** Opening Records provided block **

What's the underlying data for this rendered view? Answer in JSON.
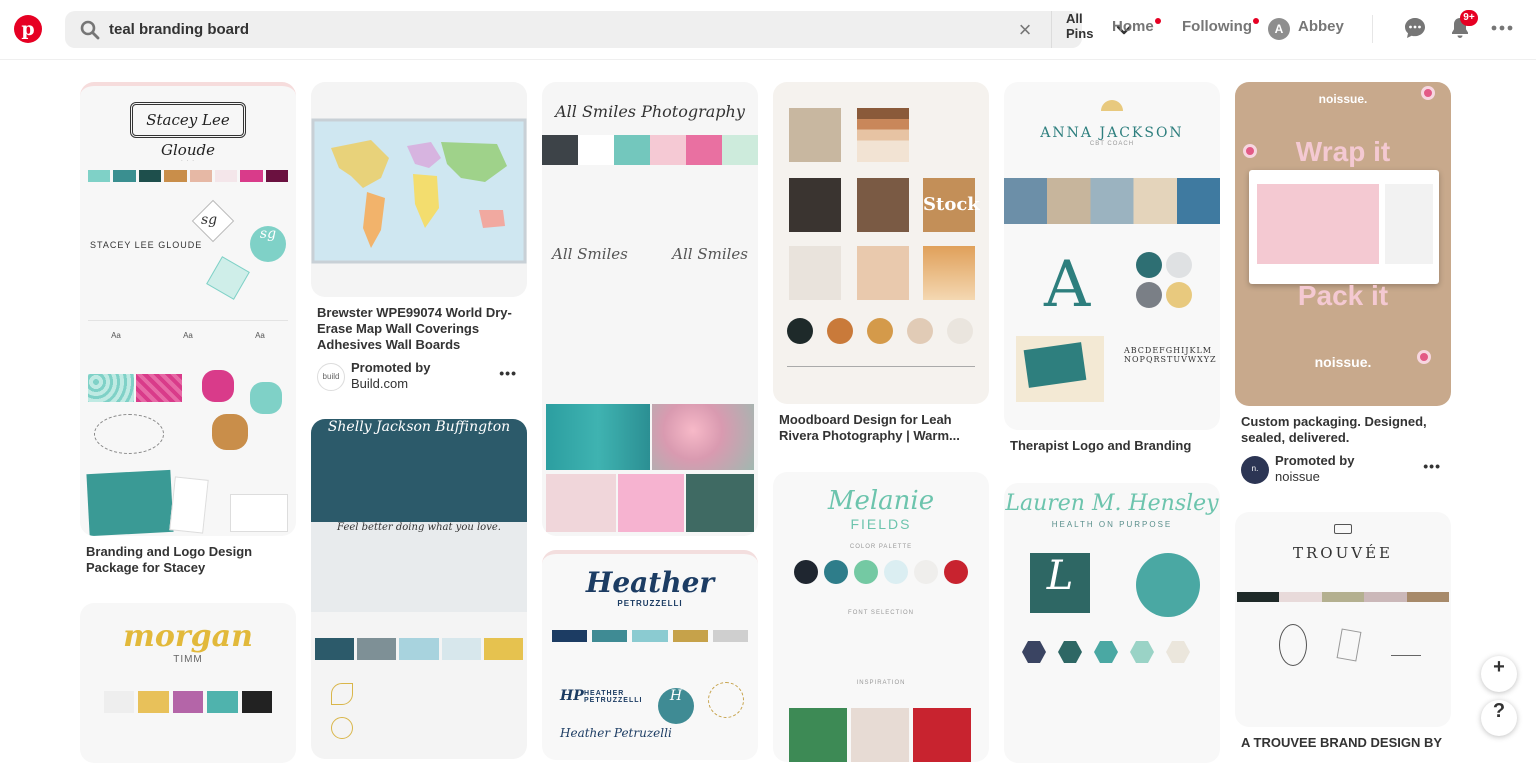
{
  "header": {
    "logo": "p",
    "search": {
      "value": "teal branding board",
      "clear": "×",
      "scope": "All Pins"
    },
    "nav": {
      "home": "Home",
      "following": "Following",
      "user_initial": "A",
      "user_name": "Abbey"
    },
    "notification_badge": "9+"
  },
  "pins": [
    {
      "caption": "Branding and Logo Design Package for Stacey",
      "art": {
        "brand": "Stacey Lee Gloude",
        "name": "STACEY LEE GLOUDE",
        "monogram": "sg"
      }
    },
    {
      "caption": "Brewster WPE99074 World Dry-Erase Map Wall Coverings Adhesives Wall Boards",
      "promoted_by": "Promoted by",
      "advertiser": "Build.com",
      "advertiser_logo": "build"
    },
    {
      "art": {
        "brand": "Shelly Jackson Buffington",
        "tagline": "Feel better doing what you love."
      }
    },
    {
      "art": {
        "brand": "All Smiles Photography",
        "mark": "All Smiles"
      }
    },
    {
      "art": {
        "brand": "Heather",
        "surname": "PETRUZZELLI",
        "monogram": "HP",
        "name": "HEATHER PETRUZZELLI",
        "script": "Heather Petruzelli"
      }
    },
    {
      "caption": "Moodboard Design for Leah Rivera Photography | Warm...",
      "art": {
        "overlay": "Stock"
      }
    },
    {
      "art": {
        "brand": "Melanie",
        "surname": "FIELDS",
        "palette_label": "COLOR PALETTE",
        "font_label": "FONT SELECTION",
        "inspo_label": "INSPIRATION"
      }
    },
    {
      "caption": "Therapist Logo and Branding",
      "art": {
        "brand": "ANNA JACKSON",
        "role": "CBT COACH",
        "letter": "A",
        "type": "ABCDEFGHIJKLM NOPQRSTUVWXYZ"
      }
    },
    {
      "art": {
        "brand": "Lauren M. Hensley",
        "tagline": "HEALTH ON PURPOSE",
        "letter": "L"
      }
    },
    {
      "caption": "Custom packaging. Designed, sealed, delivered.",
      "promoted_by": "Promoted by",
      "advertiser": "noissue",
      "art": {
        "brand": "noissue.",
        "line1": "Wrap it",
        "line2": "Pack it"
      }
    },
    {
      "caption": "A TROUVEE BRAND DESIGN BY",
      "art": {
        "brand": "TROUVÉE"
      }
    },
    {
      "art": {
        "brand": "morgan",
        "surname": "TIMM"
      }
    }
  ],
  "fab": {
    "add": "+",
    "help": "?"
  },
  "colors": {
    "brand_red": "#e60023",
    "teal": "#2f7b7a",
    "mint": "#7fc7bd"
  }
}
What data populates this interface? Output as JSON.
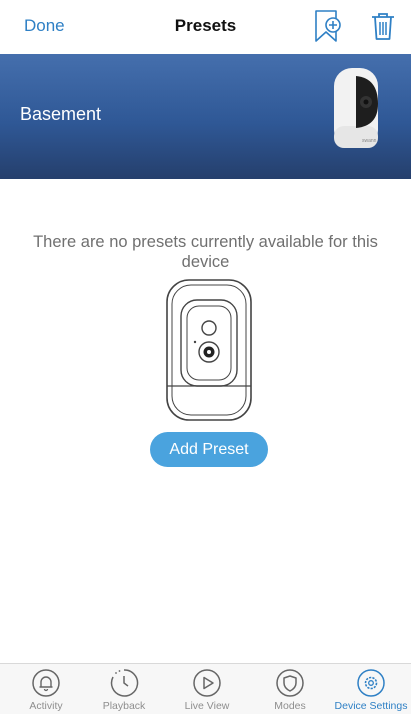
{
  "header": {
    "done_label": "Done",
    "title": "Presets",
    "add_icon": "bookmark-plus-icon",
    "delete_icon": "trash-icon"
  },
  "device": {
    "name": "Basement"
  },
  "empty_state": {
    "message": "There are no presets currently available for this device",
    "button_label": "Add Preset"
  },
  "tabs": [
    {
      "label": "Activity",
      "icon": "bell-icon",
      "active": false
    },
    {
      "label": "Playback",
      "icon": "clock-icon",
      "active": false
    },
    {
      "label": "Live View",
      "icon": "play-icon",
      "active": false
    },
    {
      "label": "Modes",
      "icon": "shield-icon",
      "active": false
    },
    {
      "label": "Device Settings",
      "icon": "gear-icon",
      "active": true
    }
  ],
  "colors": {
    "accent": "#2f80c5",
    "button": "#4aa3de",
    "banner": "#2f5896"
  }
}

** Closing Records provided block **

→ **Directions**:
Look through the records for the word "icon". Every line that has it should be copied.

→ **Answer box**:
    "add_icon": "bookmark-plus-icon",
    "delete_icon": "trash-icon"
      "icon": "bell-icon",
      "icon": "clock-icon",
      "icon": "play-icon",
      "icon": "shield-icon",
      "icon": "gear-icon",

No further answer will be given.